Recently I read that Facebook will allow users to share their current location. Reading Facebook privacy policy you can see that “…When you share your location with others or add a location to something you post, we treat that like any other content you post (for example, it is subject to your privacy settings). If we offer a service that supports this type of location sharing we will present you with an opt-in choice of whether you want to participate…” Nice! But keep reading “…When you access Facebook from a computer, mobile phone… we may collect information from that device about your… location”
At the user level, you will be able to decide if you want to share your location with other users, but what is implied here is that in any case Facebook will collect your location, along with other information. Why?! To make money, of course!

Probe data for sale

Who wants to buy probe data? Every single company that understands the power of location should. You need to get used to thinking location = business = money. Let’s take Twitter+location as an example. Comcast provides customer care through its Twitter account “comcastcares”. If now I can map where complaints are coming from, I can easily visualize where the company should invest in improving its infrastructure (and their image). Extrapolate this same concept to an artist pushing a new record, a political campaign, a company measuring its advertising effectiveness by mapping its buzz according to local advertising efforts, or a PR company looking at real time mood maps and analyzing trends in specific areas. The accessibility of dynamic location information creates an invaluable tool in real time business intelligence. Can you see the monetary value for companies like Ogilvy, Arbitron, and Nielsen if they can measure in real time the effects of events? If they can give their customers the capability to make informed decisions on where to invest their PR efforts, and later measure their effectiveness?

“…when we introduce location into the social networking business, we may prove wrong the idea that friends and money don’t mix…”

Beyond the Blinders

Horses are just like people — they tend to travel in the direction they are looking. Blinders keep horses looking straight ahead, instead of looking around at their surroundings. Like horses with blinders, many companies run in the same direction of the big ones, missing a lot of opportunities outside of their vision.
In their book “Throwing Sheep in the Boardroom” Matthew Fraser and Soumitra Dutta identify three forms of interaction: personal, organizational and consumer/civic. Social networks are not only about friends, they are also about colleagues, coworkers, members of a political party and others. Many social networks are looking at the power of harnessing personal location and try to fight each other in a very crowded place – the friend space. Think about the possibilities in terms of business intelligence when introducing the concept of location to task forces and large organizations; then make an additional step forward and think in terms of the influence that location can have in other social/civic associations.
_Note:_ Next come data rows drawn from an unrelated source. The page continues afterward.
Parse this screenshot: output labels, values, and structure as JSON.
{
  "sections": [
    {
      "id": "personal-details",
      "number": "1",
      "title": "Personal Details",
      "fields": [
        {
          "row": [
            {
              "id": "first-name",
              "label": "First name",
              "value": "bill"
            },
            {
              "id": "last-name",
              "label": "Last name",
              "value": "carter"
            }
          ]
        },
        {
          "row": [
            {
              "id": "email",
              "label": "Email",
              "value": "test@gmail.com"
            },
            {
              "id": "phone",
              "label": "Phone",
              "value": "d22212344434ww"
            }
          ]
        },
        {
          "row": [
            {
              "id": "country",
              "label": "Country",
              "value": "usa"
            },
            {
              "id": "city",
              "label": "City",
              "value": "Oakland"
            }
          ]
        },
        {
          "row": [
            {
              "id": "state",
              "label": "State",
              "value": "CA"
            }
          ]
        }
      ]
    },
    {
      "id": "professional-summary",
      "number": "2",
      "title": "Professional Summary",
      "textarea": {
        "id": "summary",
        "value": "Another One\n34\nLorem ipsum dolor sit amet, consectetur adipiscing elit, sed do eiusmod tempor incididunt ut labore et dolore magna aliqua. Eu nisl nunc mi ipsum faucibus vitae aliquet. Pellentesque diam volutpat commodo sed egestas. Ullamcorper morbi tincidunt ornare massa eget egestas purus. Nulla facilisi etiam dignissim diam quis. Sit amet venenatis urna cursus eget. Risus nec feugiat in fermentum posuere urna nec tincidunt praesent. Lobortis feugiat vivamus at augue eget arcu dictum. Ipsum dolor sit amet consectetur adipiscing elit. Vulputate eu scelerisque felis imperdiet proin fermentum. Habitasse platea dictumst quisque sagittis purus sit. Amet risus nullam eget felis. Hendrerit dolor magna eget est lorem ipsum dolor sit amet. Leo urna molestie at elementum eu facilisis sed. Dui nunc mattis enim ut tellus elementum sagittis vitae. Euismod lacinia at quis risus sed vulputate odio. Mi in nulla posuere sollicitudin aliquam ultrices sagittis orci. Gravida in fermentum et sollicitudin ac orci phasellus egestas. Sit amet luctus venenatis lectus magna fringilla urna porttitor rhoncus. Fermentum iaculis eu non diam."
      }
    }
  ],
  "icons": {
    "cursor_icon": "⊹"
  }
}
A long time ago I coined the saying, “Location-based service is the art of transforming location into money.” In business, money is not everything. It is the only thing. And when we introduce location into the social networking business, we may prove wrong the idea that friends and money don’t mix.

NOTE: This article was originally published at www.thewherebusiness.com